As Mukherjee cut the cake. Banerjee led her Trinamool team in singing "Happy Birthday, Pranabda". Since there was no spoon, she scooped up a piece of the cake on the edge of the knife and placed it inside Mukherjee's mouth. Someone tried to warn her that the finance minister had high blood sugar. But Banerjee would have none of it. "Nothing will happen today," she said. "Pranabda, you eat the cake."
Squeezing out an hour from his schedule, Mukherjee indulged himself at an exclusive lunch hosted by Tarun Das, the former head of Confederation of Indian Industry, at Le Meridian hotel in New Delhi -- a stone's throw from Parliament.
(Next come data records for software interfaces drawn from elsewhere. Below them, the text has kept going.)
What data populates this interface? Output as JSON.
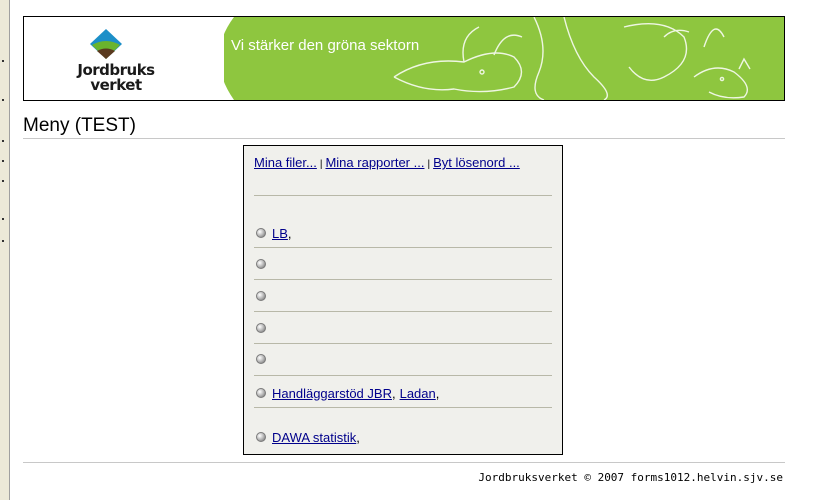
{
  "banner": {
    "logo_line1": "Jordbruks",
    "logo_line2": "verket",
    "slogan": "Vi stärker den gröna sektorn"
  },
  "page": {
    "title": "Meny (TEST)"
  },
  "toplinks": [
    {
      "label": "Mina filer..."
    },
    {
      "label": "Mina rapporter ..."
    },
    {
      "label": "Byt lösenord ..."
    }
  ],
  "separator": "|",
  "menu_rows": [
    {
      "links": [
        "LB"
      ],
      "suffix": ","
    },
    {
      "links": []
    },
    {
      "links": []
    },
    {
      "links": []
    },
    {
      "links": []
    },
    {
      "links": [
        "Handläggarstöd JBR",
        "Ladan"
      ],
      "suffix": ","
    },
    {
      "links": [
        "DAWA statistik"
      ],
      "suffix": ","
    }
  ],
  "row1": {
    "link": "LB",
    "suffix": ","
  },
  "row6": {
    "link1": "Handläggarstöd JBR",
    "comma": ",",
    "link2": "Ladan",
    "suffix": ","
  },
  "row7": {
    "link": "DAWA statistik",
    "suffix": ","
  },
  "footer": {
    "text": "Jordbruksverket © 2007 forms1012.helvin.sjv.se"
  },
  "colors": {
    "banner_green": "#8ec63f",
    "link": "#00008b",
    "menu_bg": "#f0f0ec"
  }
}
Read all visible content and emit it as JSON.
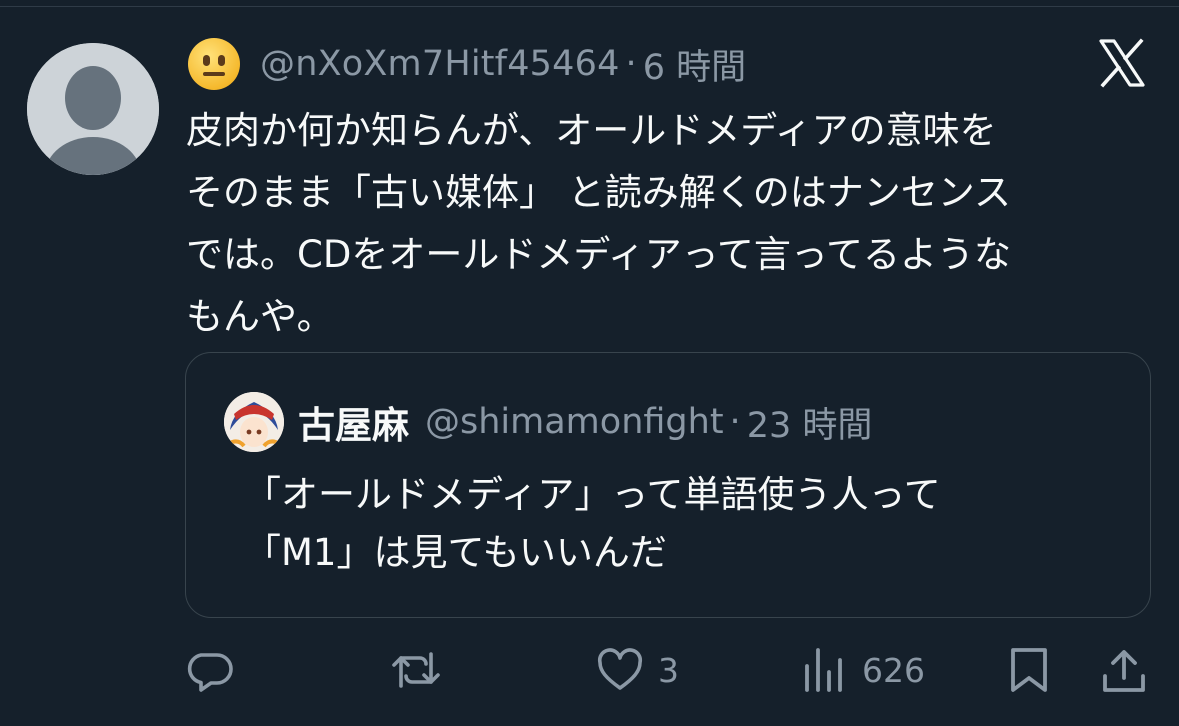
{
  "tweet": {
    "emoji": "neutral-face",
    "handle": "@nXoXm7Hitf45464",
    "separator": "·",
    "time": "6 時間",
    "text_lines": [
      "皮肉か何か知らんが、オールドメディアの意味を",
      "そのまま「古い媒体」 と読み解くのはナンセンス",
      "では。CDをオールドメディアって言ってるような",
      "もんや。"
    ]
  },
  "quote": {
    "name": "古屋麻",
    "handle": "@shimamonfight",
    "separator": "·",
    "time": "23 時間",
    "text_lines": [
      "「オールドメディア」って単語使う人って",
      "「M1」は見てもいいんだ"
    ]
  },
  "actions": {
    "reply_icon": "speech-bubble-icon",
    "retweet_icon": "retweet-icon",
    "like_icon": "heart-icon",
    "like_count": "3",
    "views_icon": "bar-chart-icon",
    "views_count": "626",
    "bookmark_icon": "bookmark-icon",
    "share_icon": "share-icon"
  },
  "colors": {
    "background": "#15202b",
    "text": "#f7f9f9",
    "secondary": "#8b98a5",
    "border": "#38444d"
  }
}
Flanked by top bureaucrats (Finance Secretary Ashok Chawla, Foreign Secretary Nirupama Rao, Home Secretary G K Pillai and others), banker Deepak Parekh and former foreign secretary Shiv Shankar Menon (who Mukherjee is fond of), the finance minister smilingly cut another cake and said he was overwhelmed.
"Seventy-five is old by any standard," continued the man who regularly has dinner after 1 AM and sleeps for barely six hours. "I have to be more careful in my work and food habits. Shonkor (Shiv Shankar Menon) used to tell me regularly that I should go on a holiday but I have been unable to take one."
When Das described him as "the shortest but tallest leader", Mukherjee laughed, and said: "I am still a student. I am still learning every day. I don't think I can ever stop learning. I kept on working and didn't realise that I have reached 75."
When he saw Trinamool's Kakoli Ghoshdastidar, Mukherjee said: "Your father used to be my officer when I was finance minister earlier (in the 1980s). And today you are my colleague in Parliament."
Speaker Meira Kumar wished him well on behalf of the Lok Sabha. R Sambasiva Rao, Lok Sabha MP, gave him prasad from Tirupati. Two ministers -- Selja and Sushil Kumar Shinde -- drove to his residence at Talkatora Road in the morning to wish him. But no one could beat Sonia Gandhi, the chairperson of the United Progressive Alliance -- she had called the previous night.
Through the day, Mukherjee remained busy, handling Supplementary Demand for Grants, meeting the agitating Andhra Pradesh MPs along with Home Minister P Chidambaram, attending the International Commission of Irrigation and Drainage conference, and a few other engagements, before leaving for Kolkata to meet wife Suvra.Today was like any other day, except that Mukherjee did not lose his temper even once.